Will it be cheaper just to run a WooCommerce site on the premium plan from WordPress themselves? It’s a difficult one to answer and Auttomatic has to be careful here not to alienate current users of the platform and push an all singing and dancing version on it’s premium or VIP service for less than the sum of the pivotal extensions for WooCommerce.
Personally I would be more than a little annoyed if this did happen as it would feel like self installs are subsidising those on premium or VIP plans. This is just speculation you understand but I do think that it needs to be addressed.
What about new features?
WooCommerce has an ever growing number of extensions, will some be reserved to WordPress.com only? Will they get preferential treatment to make the premium version on WordPress.com more attractive? I certainly hope not, you would see a major shift in usage as many would make the transition to another plugin/system, I can’t see this happening truly. However we do not at this stage know the intentions Auttomattic have for WooCommerce
The Benefits of the union
There is no denying that this acquisition will benefit both parties moving forwards, providing they get things right. As a user of WooCommerce there will be benefits. WooCommerce will be working alongside seasoned WordPress developers within Auttomatic and looking at new ways to speed it up and streamline it down ensuring it’s optimized for the general WP populace.
Dealing with GPL resellers how will they handle that one!
It’s a well known fact that a lot of the WooCommerce extensions are available via various GPL Reselling websites that frequent the web for a fraction of the price. I’m not going to list them here a simple Google search will show you what I mean.
How will Auttomatic handle that one? I mean WooCommerce is 100% GPL and there are websites reselling extensions and themes, surely Auttomatic must be thinking for every single extension that is purchased through WooCommerce for x you can bet a significant number are purchased elsewhere on GPL Reselling websites.

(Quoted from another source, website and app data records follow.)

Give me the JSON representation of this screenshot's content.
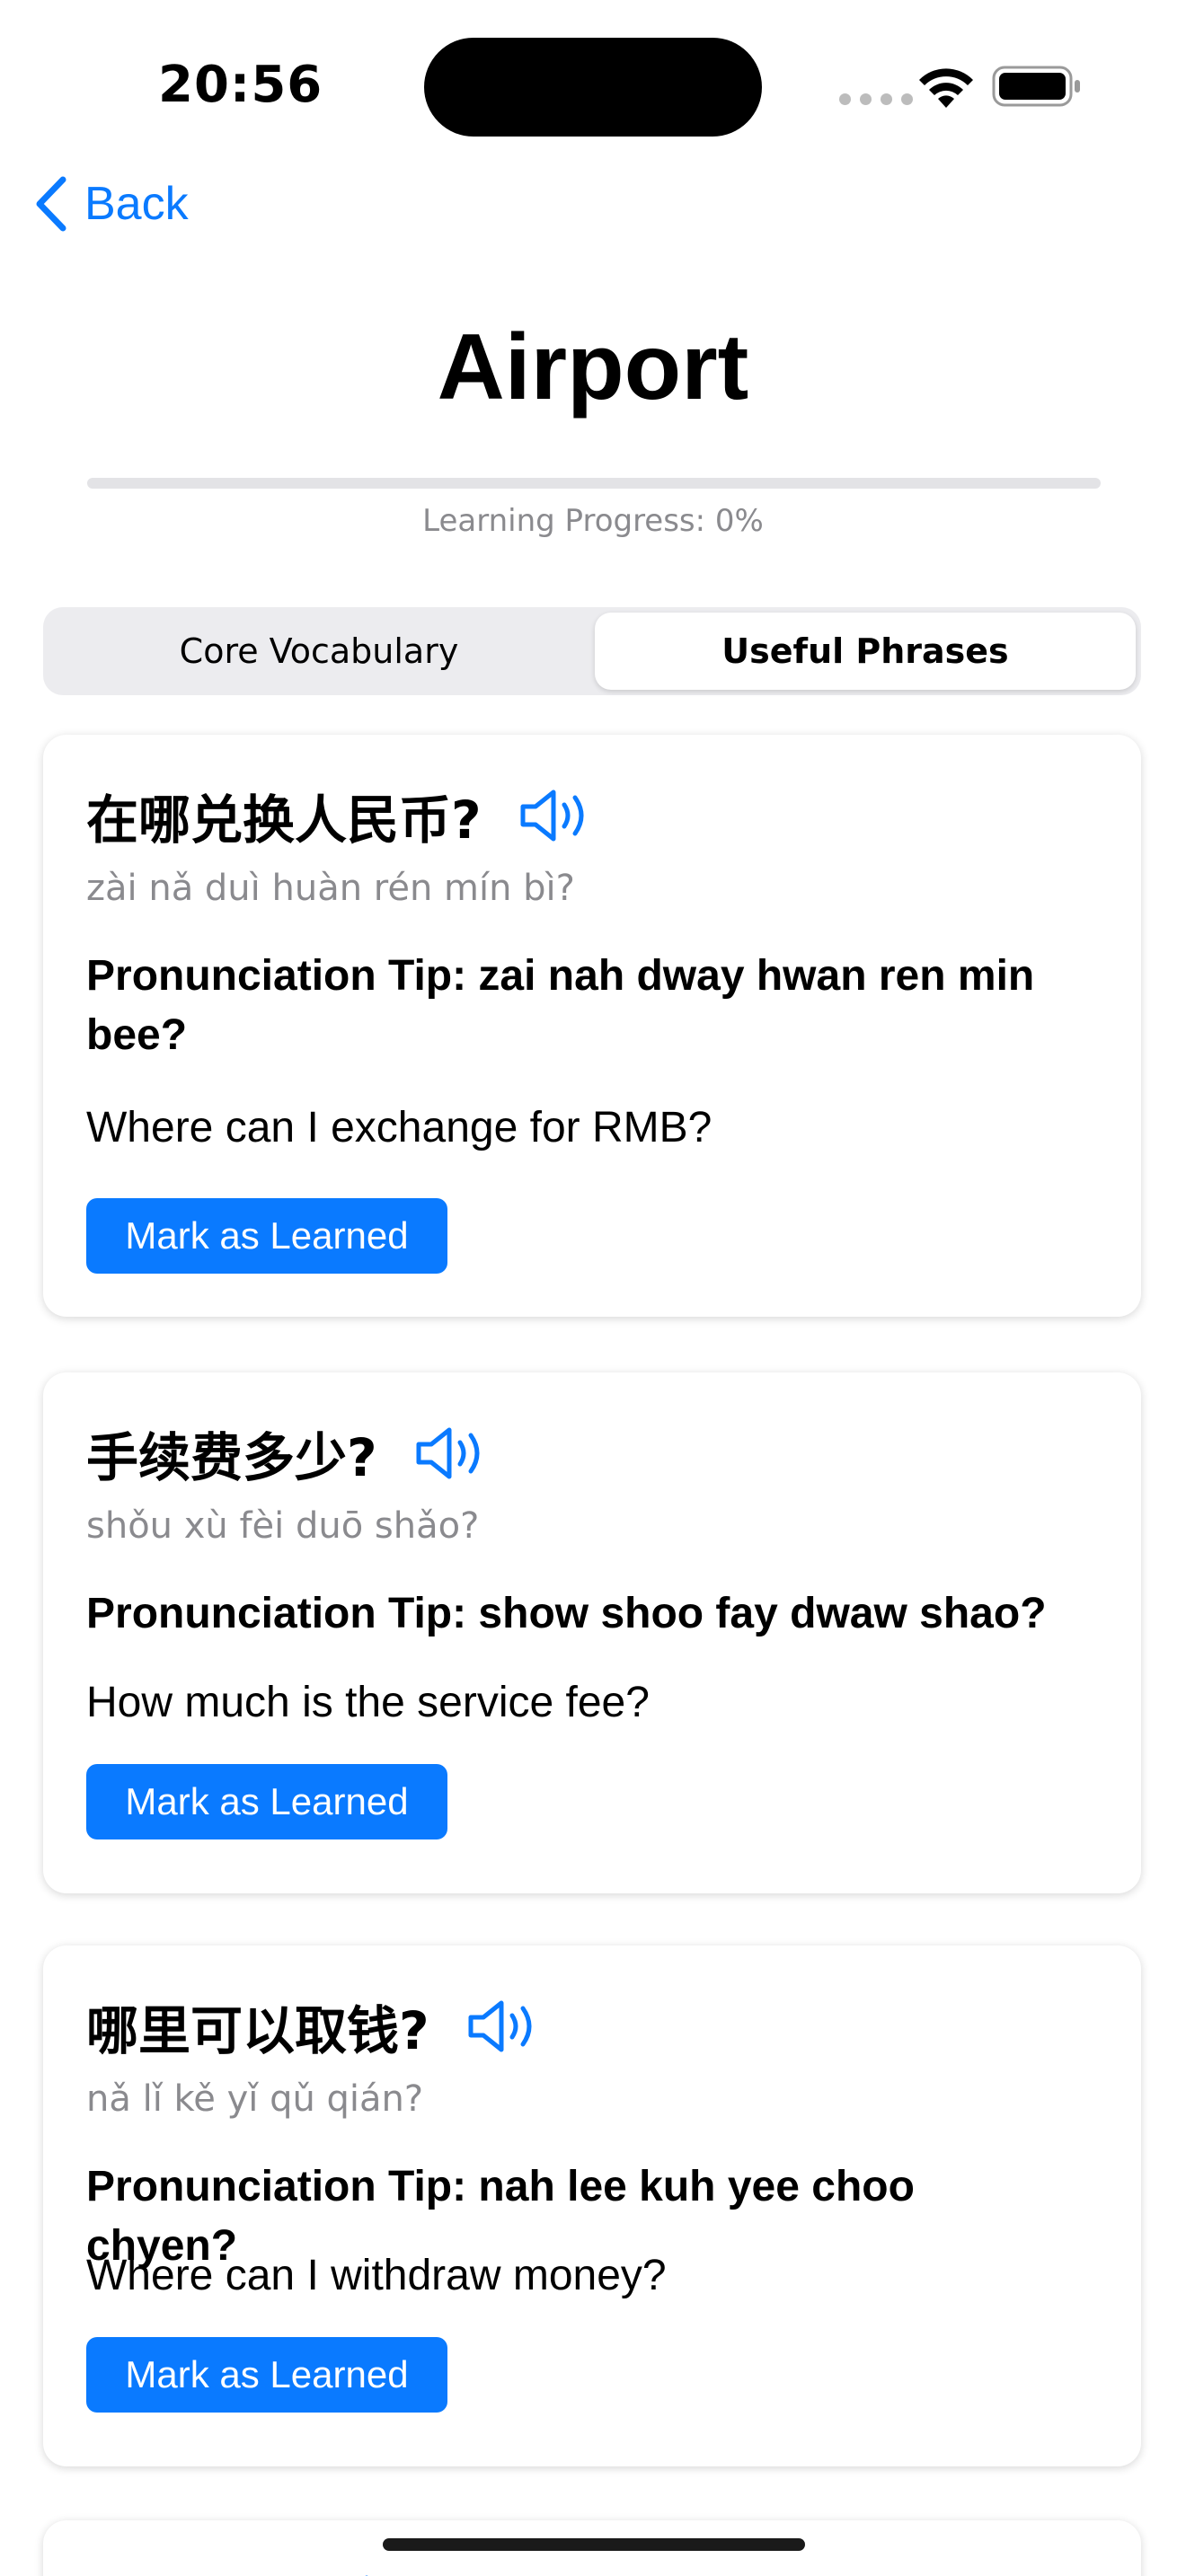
{
  "status_bar": {
    "time": "20:56"
  },
  "nav": {
    "back_label": "Back"
  },
  "page": {
    "title": "Airport",
    "progress_label": "Learning Progress: 0%",
    "progress_percent": 0
  },
  "tabs": [
    {
      "label": "Core Vocabulary",
      "selected": false
    },
    {
      "label": "Useful Phrases",
      "selected": true
    }
  ],
  "phrases": [
    {
      "hanzi": "在哪兑换人民币?",
      "pinyin": "zài nǎ duì huàn rén mín bì?",
      "tip": "Pronunciation Tip: zai nah dway hwan ren min bee?",
      "meaning": "Where can I exchange for RMB?",
      "button": "Mark as Learned"
    },
    {
      "hanzi": "手续费多少?",
      "pinyin": "shǒu xù fèi duō shǎo?",
      "tip": "Pronunciation Tip: show shoo fay dwaw shao?",
      "meaning": "How much is the service fee?",
      "button": "Mark as Learned"
    },
    {
      "hanzi": "哪里可以取钱?",
      "pinyin": "nǎ lǐ kě yǐ qǔ qián?",
      "tip": "Pronunciation Tip: nah lee kuh yee choo chyen?",
      "meaning": "Where can I withdraw money?",
      "button": "Mark as Learned"
    },
    {
      "hanzi": "帮我注册"
    }
  ],
  "colors": {
    "accent": "#0a7aff",
    "secondary_text": "#8a8a8e",
    "track": "#e3e3e6"
  }
}
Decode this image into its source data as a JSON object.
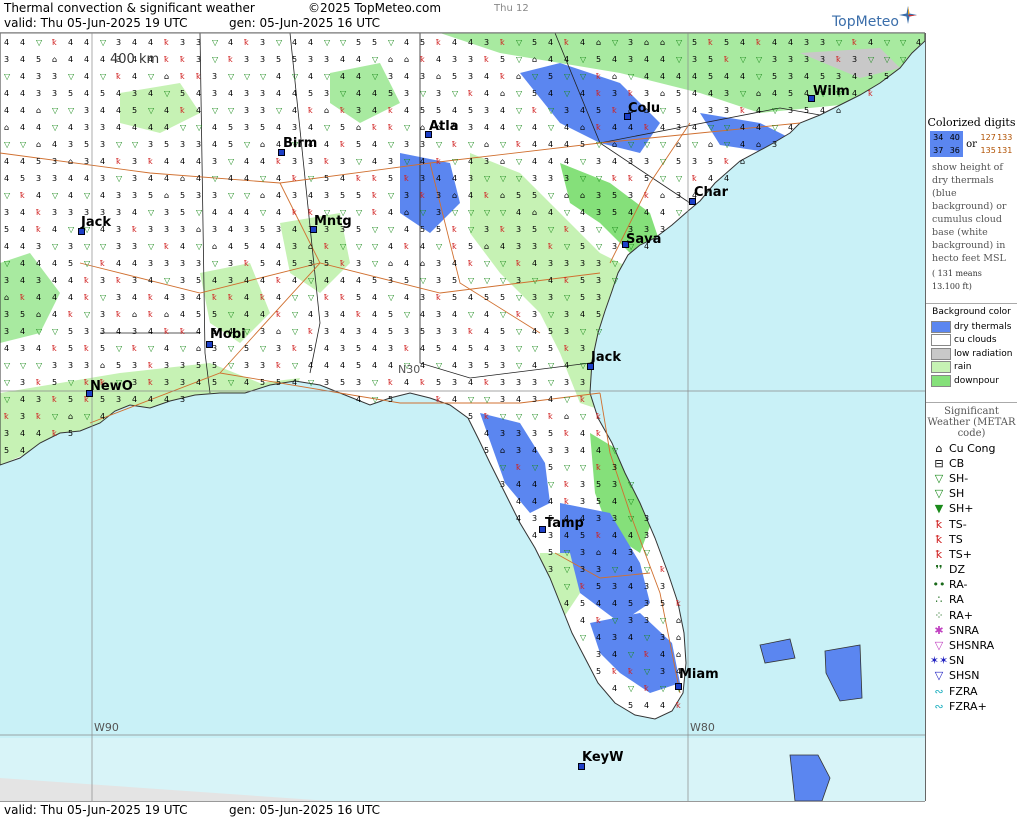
{
  "header": {
    "title": "Thermal convection & significant weather",
    "copyright": "©2025 TopMeteo.com",
    "day_tab": "Thu 12",
    "valid": "valid:  Thu  05-Jun-2025  19 UTC",
    "generated": "gen: 05-Jun-2025 16 UTC",
    "logo": "TopMeteo"
  },
  "footer": {
    "valid": "valid:  Thu  05-Jun-2025  19 UTC",
    "generated": "gen: 05-Jun-2025 16 UTC"
  },
  "map": {
    "scale_label": "400 km",
    "gridlines": [
      "W90",
      "W80",
      "N30"
    ],
    "cities": [
      "Wilm",
      "Colu",
      "Atla",
      "Birm",
      "Char",
      "Mntg",
      "Sava",
      "Jack",
      "Mobi",
      "NewO",
      "Jack",
      "Tamp",
      "Miam",
      "KeyW"
    ]
  },
  "legend": {
    "title": "Colorized digits",
    "sample_blue": [
      "34",
      "40",
      "37",
      "36"
    ],
    "sample_or": "or",
    "sample_white": [
      "127",
      "133",
      "135",
      "131"
    ],
    "description": "show height of dry thermals (blue background) or cumulus cloud base (white background) in hecto feet MSL",
    "example": "( 131 means 13.100 ft)",
    "background_title": "Background color",
    "background": [
      {
        "label": "dry thermals",
        "color": "#5b86f0"
      },
      {
        "label": "cu clouds",
        "color": "#ffffff"
      },
      {
        "label": "low radiation",
        "color": "#c8c8c8"
      },
      {
        "label": "rain",
        "color": "#c6f2b4"
      },
      {
        "label": "downpour",
        "color": "#85e07a"
      }
    ],
    "sigwx_title": "Significant Weather (METAR code)",
    "sigwx": [
      {
        "label": "Cu Cong",
        "icon": "cumulus-congestus-icon",
        "color": "#000000"
      },
      {
        "label": "CB",
        "icon": "cumulonimbus-icon",
        "color": "#000000"
      },
      {
        "label": "SH-",
        "icon": "shower-light-icon",
        "color": "#1a8a1a"
      },
      {
        "label": "SH",
        "icon": "shower-icon",
        "color": "#1a8a1a"
      },
      {
        "label": "SH+",
        "icon": "shower-heavy-icon",
        "color": "#1a8a1a"
      },
      {
        "label": "TS-",
        "icon": "thunderstorm-light-icon",
        "color": "#d02020"
      },
      {
        "label": "TS",
        "icon": "thunderstorm-icon",
        "color": "#d02020"
      },
      {
        "label": "TS+",
        "icon": "thunderstorm-heavy-icon",
        "color": "#d02020"
      },
      {
        "label": "DZ",
        "icon": "drizzle-icon",
        "color": "#1a6a1a"
      },
      {
        "label": "RA-",
        "icon": "rain-light-icon",
        "color": "#1a6a1a"
      },
      {
        "label": "RA",
        "icon": "rain-icon",
        "color": "#1a6a1a"
      },
      {
        "label": "RA+",
        "icon": "rain-heavy-icon",
        "color": "#1a6a1a"
      },
      {
        "label": "SNRA",
        "icon": "snow-rain-icon",
        "color": "#c040c0"
      },
      {
        "label": "SHSNRA",
        "icon": "snow-rain-shower-icon",
        "color": "#c040c0"
      },
      {
        "label": "SN",
        "icon": "snow-icon",
        "color": "#2020c0"
      },
      {
        "label": "SHSN",
        "icon": "snow-shower-icon",
        "color": "#2020c0"
      },
      {
        "label": "FZRA",
        "icon": "freezing-rain-icon",
        "color": "#20b0c0"
      },
      {
        "label": "FZRA+",
        "icon": "freezing-rain-heavy-icon",
        "color": "#20b0c0"
      }
    ]
  }
}
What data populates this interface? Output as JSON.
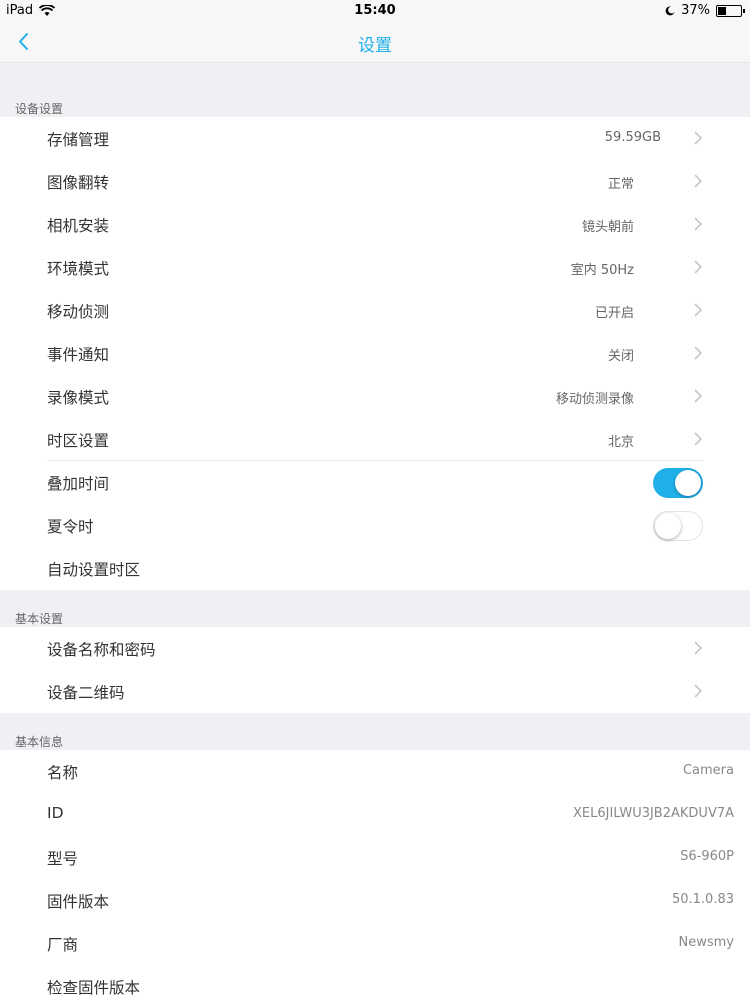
{
  "status_bar": {
    "device": "iPad",
    "time": "15:40",
    "battery": "37%",
    "battery_level": 0.37
  },
  "nav": {
    "title": "设置"
  },
  "device_settings": {
    "section_title": "设备设置",
    "items": [
      {
        "label": "存储管理",
        "value": "59.59GB"
      },
      {
        "label": "图像翻转",
        "value": "正常"
      },
      {
        "label": "相机安装",
        "value": "镜头朝前"
      },
      {
        "label": "环境模式",
        "value": "室内 50Hz"
      },
      {
        "label": "移动侦测",
        "value": "已开启"
      },
      {
        "label": "事件通知",
        "value": "关闭"
      },
      {
        "label": "录像模式",
        "value": "移动侦测录像"
      },
      {
        "label": "时区设置",
        "value": "北京"
      },
      {
        "label": "叠加时间",
        "toggle": true
      },
      {
        "label": "夏令时",
        "toggle": false
      },
      {
        "label": "自动设置时区"
      }
    ]
  },
  "basic_settings": {
    "section_title": "基本设置",
    "items": [
      {
        "label": "设备名称和密码"
      },
      {
        "label": "设备二维码"
      }
    ]
  },
  "basic_info": {
    "section_title": "基本信息",
    "items": [
      {
        "label": "名称",
        "value": "Camera"
      },
      {
        "label": "ID",
        "value": "XEL6JILWU3JB2AKDUV7A"
      },
      {
        "label": "型号",
        "value": "S6-960P"
      },
      {
        "label": "固件版本",
        "value": "50.1.0.83"
      },
      {
        "label": "厂商",
        "value": "Newsmy"
      },
      {
        "label": "检查固件版本"
      }
    ]
  },
  "colors": {
    "accent": "#1fb0ea",
    "background": "#efeff4"
  }
}
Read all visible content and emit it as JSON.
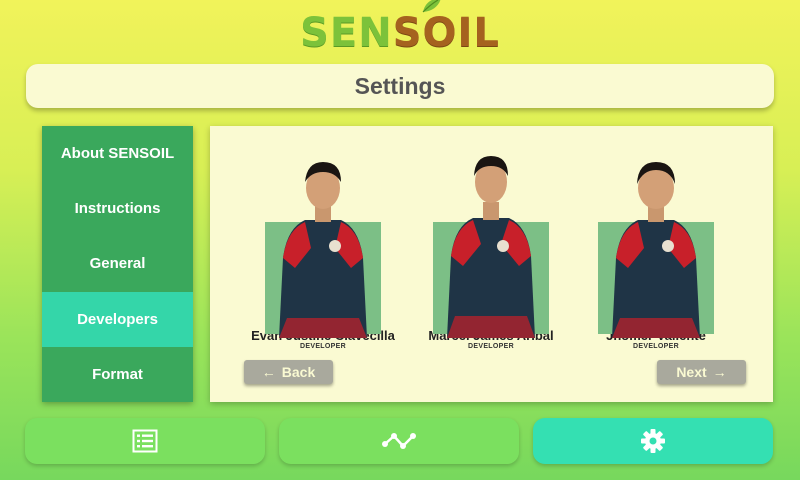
{
  "logo": {
    "part1": "SEN",
    "part2": "SO",
    "part3": "IL"
  },
  "title": "Settings",
  "sidebar": {
    "items": [
      {
        "label": "About SENSOIL"
      },
      {
        "label": "Instructions"
      },
      {
        "label": "General"
      },
      {
        "label": "Developers"
      },
      {
        "label": "Format"
      }
    ],
    "active": "Developers"
  },
  "developers": [
    {
      "name": "Evan Justine Clavecilla",
      "role": "DEVELOPER"
    },
    {
      "name": "Marcel James Aribal",
      "role": "DEVELOPER"
    },
    {
      "name": "Jhomer Valiente",
      "role": "DEVELOPER"
    }
  ],
  "nav": {
    "back_label": "Back",
    "next_label": "Next"
  },
  "bottom_nav": [
    {
      "icon": "list-icon"
    },
    {
      "icon": "line-chart-icon"
    },
    {
      "icon": "gear-icon"
    }
  ],
  "colors": {
    "sidebar": "#3aa85c",
    "sidebar_active": "#34d6a9",
    "panel": "#fafad2",
    "bottom_button": "#7be05f",
    "bottom_button_active": "#34e0b2"
  }
}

This means loss of revenue, as much as the GPL is revered surely as a business you have to take stock of what is going on elsewhere and try to stamp it out. Although this in itself is an insurmountable task, how will they handle it?
What do you think?
I’ll say it again, I love WooCommerce I’ve used it on many WordPress installs and use it here on WPin in a directory capacity. I’ll continue to use it as it does what I need it to do. It’s exciting times for WooCommerce and Automattic I for one wish them well it could lead to an even more dominant share of the web, however it needs to be handled correctly. With over 600k stores powered by WooCommerce it’s a massive responsibility and it will be interesting to see how things progress.
My questions to you are: Do you use WooCommerce? Are you looking forward to what the future will bring for it? Or are you concerned/skeptical (delete as applicable) either way do let me know with a comment would love to hear from store owners and businesses.